*NOTE* Originally published on my tutoring site, MisterAcostaTeaches. Republished here for reevaluation.
Don’t let summer break fool you. The most dedicated teachers are taking their summers and planning out changes to their rooms for the coming year. After my first year of teaching 5th grade (a disaster worthy of any name), I spent all summer doing two things: playing Final Fantasy XIII on my X-Box 360, all the while sitting with a notebook next to me, writing down everything I wanted to fix and everything new I wanted to bring to my classroom.
So what does that mean for you, the educator here today? Well, teachers are blessed with the perfect reset button: Summer. Doesn’t matter how the previous year went, doesn’t matter if your big class science project bombed, or if your teacher evaluation score was a little lower than you wanted, once June and July arrive, it’s a new save file and new chance to start over.
Over this summer, I’m going to discuss changes or alterations you can consider bringing to your room. The first? Chaos.
Imagine a room full of student groups, centered around 6-8 kids per group, working on a project of some kind. It could be an art project, storytelling project, science experiment, or mathematical exploration. With little to no teacher guidance, the students are instructed to somehow produce a result for the assignment that can be viewed as “complete.” As described in The Learner’s Way article:
Take a step back from the noise and you can see ideas begin to emerge.
Each group of ten or twelve students begins to explore what it is they need to achieve and an understanding of the possibilities of the task emerges. The noise starts to come in stops and starts.
Leaders begin to emerge and bring order to the mess. Ideas worth further exploration bubble forth while others slip out of the way.
From the chaos merges a sense of order.
Leaders begin to emerge. Roles are defined. From chaos, emerges order. Sounds messy, right? I suppose when you just want your student(s) to create a poster explaining a part of a book, this seems a little too raw and unrefined. But, there is always an ultimate goal while teaching: How does this apply to the real world?

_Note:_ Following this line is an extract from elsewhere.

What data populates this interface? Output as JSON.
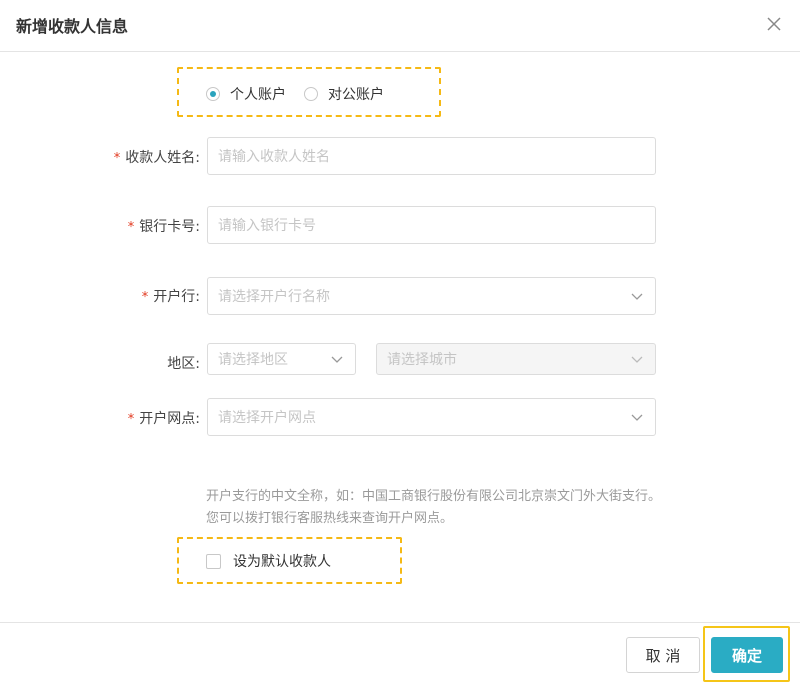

If you make your students aware of the fact that in the real world collaborative creativity happens regularly, they’ll take to the learning with greater aplomb. It might not be easy, and some teacher influence might be needed (Like, if a student goes on a massive power trip and tries banning a student to the hallway. Don’t ask. It happened to me only once.), but to gain some order, it’s best to suffer through a little chaos.
Figure out how to incorporate a little Collaborative Creativity into your room. You might love the disorganization it brings.
Hello. Me in the present. So how does this apply to writing?
We maybe get to caught up with the order we bring to our lives in writing. There has to be outlines, processes, systems in place. Maybe going at it gung-ho, and trying to figure it out on the fly is what you’re supposed to do? This keeps you on your feet, aloof, always trying new methods to write stories.
That’s partly why I’m trying this 100 Day of Blogging. I used to write 3 blogs a week. Then down to 1. Now, every day? And it’s chaotic. I’m cracking these blogs out minutes before I have to go to sleep just to hit my daily deadline. It’s crazy. But I’ve hit it.
Mix things up if you need to.
See what you’re capable of when it comes to finding your way out of the creative chaos.
Thanks for reading,